Dexter Town Hall for Our Lives organizers (l-r) Dani Waidley, Gabi Fracassi, Evelyn Hawley, Gigi Eisele, Julia Bell, Savannah Moody, and Sabina Carty
Following March for Our Lives events last months, Parkland, Florida student activists put out a call for “Town Hall for Our Lives” events to be held across the country this past Saturday. And students across America responded, holding hundreds of these town halls where they spoke up about gun violence and the scourge of easy access to guns that is literally threatening their lives.
The city of Dexter where I live was no exception. Although it’s small — the population is only 4,420 — the students here are stepping up to the make their voices heard. They participated in the walkout on March 14th and their Social Justice Club organized the town hall held this past Saturday.
Over 60 people attended this powerful event and we heard a variety of perspectives from the young women who organized it. In addition, they heard from local state Representative Donna Lasinski (D, MI-52) along with the two Democratic candidates for the 7th Congressional District seat now occupied by Republican Tim Walberg, Gretchen Driskell and Steve Friday. Walberg was invited but declined to participate citing another event announced just the day before. In contrast, although Gretchen Driskell had previously scheduled another event, as well, she changed her plans so she could participate for the first part of the town hall.
MI-07 candidate Steve Friday and Rep. Donna Lasinski
MI-07 candidate and former state Rep. Gretchen Driskell
My wife and fellow Eclectablogger Anne Savage came away from the event with these impressions:
At the town hall, Sabina Carty asked the audience if they remember being surprised by the Columbine shooting. She then asked the same question about the Parkland shooting. After asking these questions, she pointed out that the high school students in the room didn’t raise their hands about the Columbine shooting because it happened before they were born.
“Something I want to point out is that none of the high-schoolers here today were able to raise their hand about the Columbine shooting because it happened in 1999. Me and Gabi were both born in 2000. We have never lived in a world in which school shootings were not an occurrence. We never lived in a world in which we did not do lock-down drills.”
Nineteen years and 270 school shootings later and this teen-led movement to end gun violence starts.
Why now? I’m sure there are many reasons, but here’s my hunch.
A year ago I started organizing with our local Indivisible group here in Dexter. As Chair of the group, I spent an enormous amount of time wondering if groups like these Indivisible groups were actually making a difference. I knew, at least in my group which is primarily women, that we are all registered voters and we vote. So how can groups like this bring about change when they are already voting? I eventually settled on the belief that all of these women, now stepping up to attend meetings, make calls, and learn more about issues, must be influencing others as well. Like family members and neighbors and co-workers.

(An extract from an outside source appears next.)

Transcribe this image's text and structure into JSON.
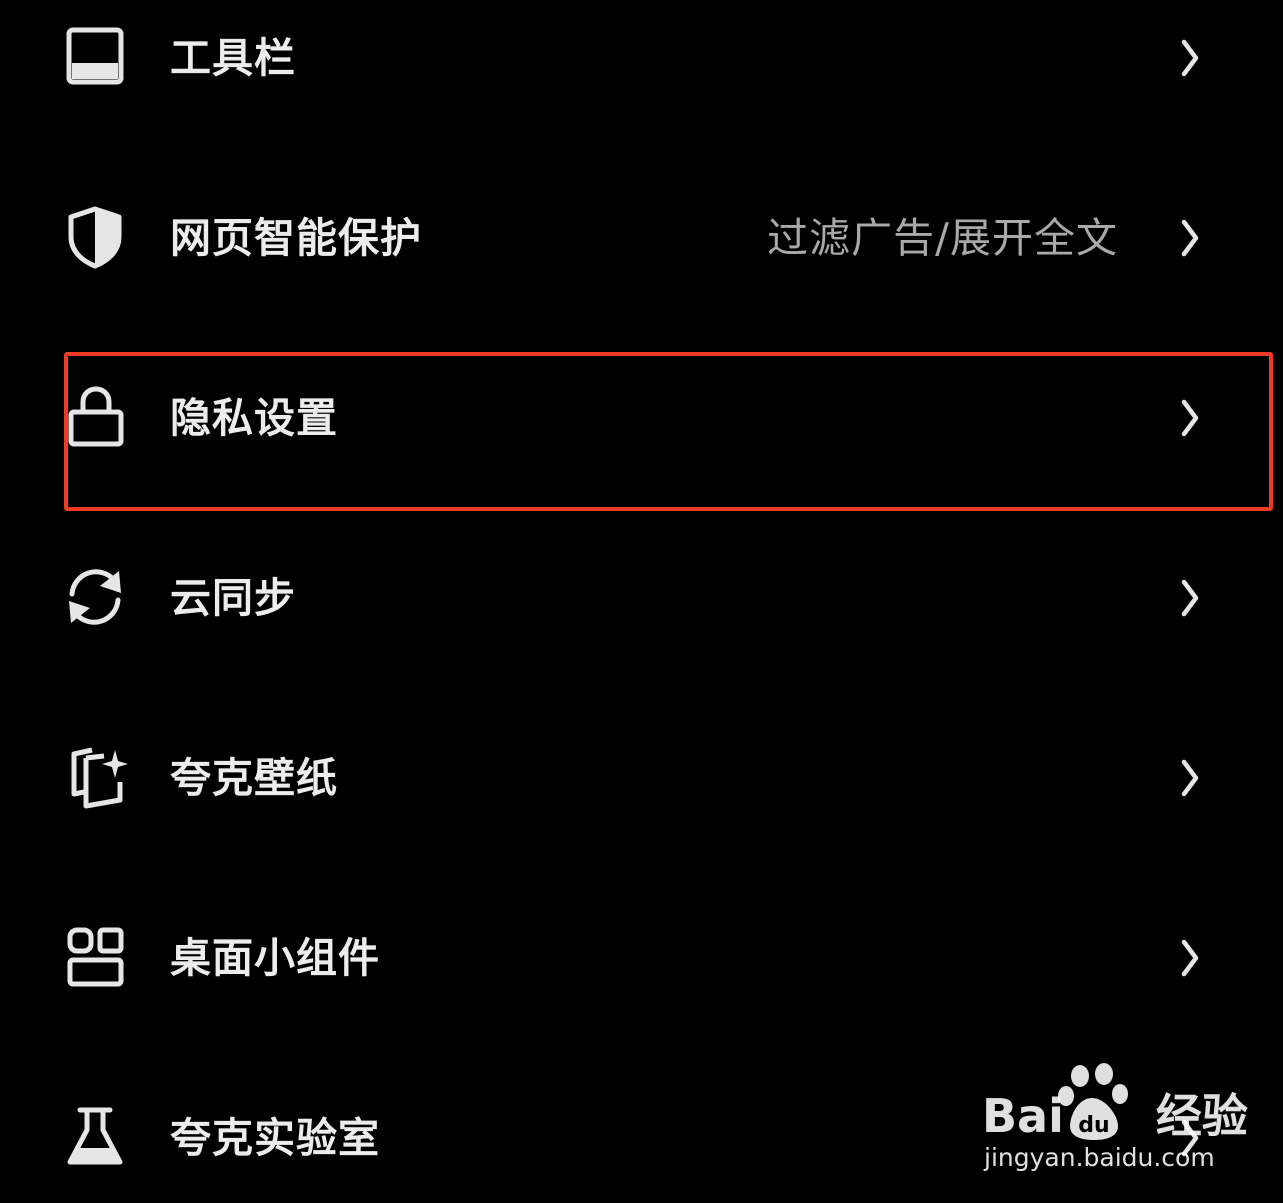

What happens in a family when a mother starts attending a monthly meeting about political engagement? Her kids see her stepping up and doing more. She talks more about the issues because she is more informed. Her influence on her family and friends can’t be underestimated. And maybe, just maybe, by her doing more she has inspired her kids to do more as well.
After the town hall I went up to each of the seven girls who organized the event and asked them a couple questions. “Did you attend the women’s March and who did you go with?” was one of the questions I asked. All of them said they had attended one of the marches and all but two attended the march with their mom. One went with an aunt and the other went with a friend and her mother because her own mother was unable to attend.
What I hope is happening is harder to prove with statistics and numbers. It’s the quiet activism within families. Maybe all these mothers and grandmothers out doing more are helping to inspire their kids and grandkids to stand up and do more.
And, coming full circle, now the kids are standing up and are inspiring even more adults.
I left this event feeling reinvigorated and hopeful. I watched these smart, thoughtful, and eloquent young ladies stand up and speak about their situation, giving us adults a new perspective on an old issue. Their perspectives and passion has opened our eyes to understand that we must follow their lead and finally bring an end to gun violence in this country.
There is a powerful cycle of inspiration happening in families all over this country. It may be a quiet revolution, but I believe it will be a lasting one.
Here are some video clips from the event:
Wayne State College freshmen and Dexter High School graduates Gigi Eisele and Julia Bell talk about why they organized this event:
Spotlight speaker and Dexter High school senior Georgia Frost:
Evelyn Hawley, Dexter High School student and organizer for the Dexter Walk-out, talks about the school walk-out that happened on March 14th:
Dexter High School students Gabi Fracassi and Sabina Carty talk about their perspective on gun control and school shootings:
All photos and videos by Anne C. Savage, special to Eclectablog